Shark Fact Friday 2.2.2018 – I’m All Ears

Welcome to Shark Fact Friday, a (mostly) weekly blog post all about unique sharks and what makes them so awesome. This week’s post attempts to shed light on a little-known shark fact: yes, sharks do have ears!

They’re not like the external ears that you and I have, but they are there. Most sharks have two tiny openings located behind their eyes – so small that you would probably never notice them. These little holes lead to the inner ears which are located inside their heads.

Much like us, parts of their inner ear are dedicated to balance and hearing — important even for creatures living underwater. In fact, it turns out that sharks can hear quite well! How did we figure that out? Their sense of hearing can be tested by using audiograms that measure hearing sensitivity by introducing the subject to different frequencies or pitches of sound. For example, the sound of a bass drum or the sound of thunder are low-frequency sounds, while chirping birds or a shrill whistle are considered high-frequency sounds.

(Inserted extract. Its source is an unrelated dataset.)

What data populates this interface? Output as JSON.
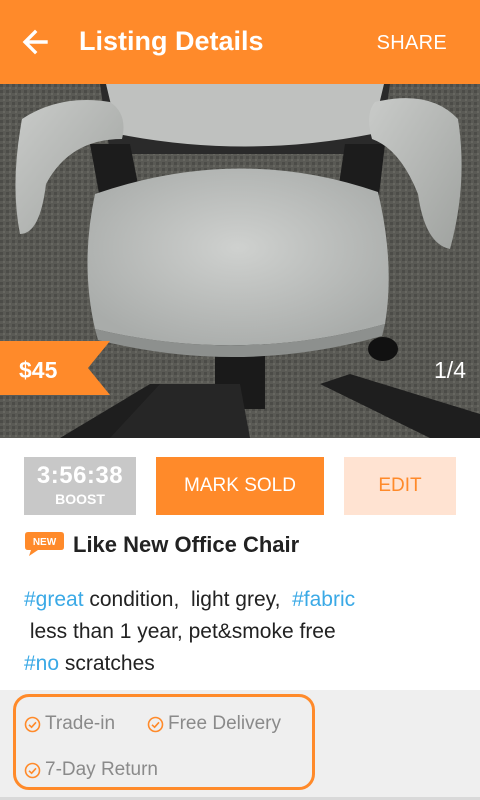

These experiments have demonstrated that sharks hear best at low frequencies – those below 1,000 Hertz. Several experiments have shown that some species of sharks are attracted to sounds hundreds of feet away. They are especially interested when the sound is between 20 and 1,000 Hertz and pulsing erratically – the same noise as an injured fish swimming or splashing around. To put that into perspective, the Centers for Disease Control and Prevention say that although humans can hear between 20 and 20,000 Hertz naturally, the most common sounds most people hear every day are between the 250 and 6,000 Hertz range.

Sound is a very important sense for sharks because it helps them find food. It’s also important because the ocean is a surprisingly noisy place! You can listen to the underwater world here and here. Unfortunately, the ocean is getting noisier every year due to human-generated sounds like boat traffic and shipping and it’s unclear how sharks are reacting to their noisier environment.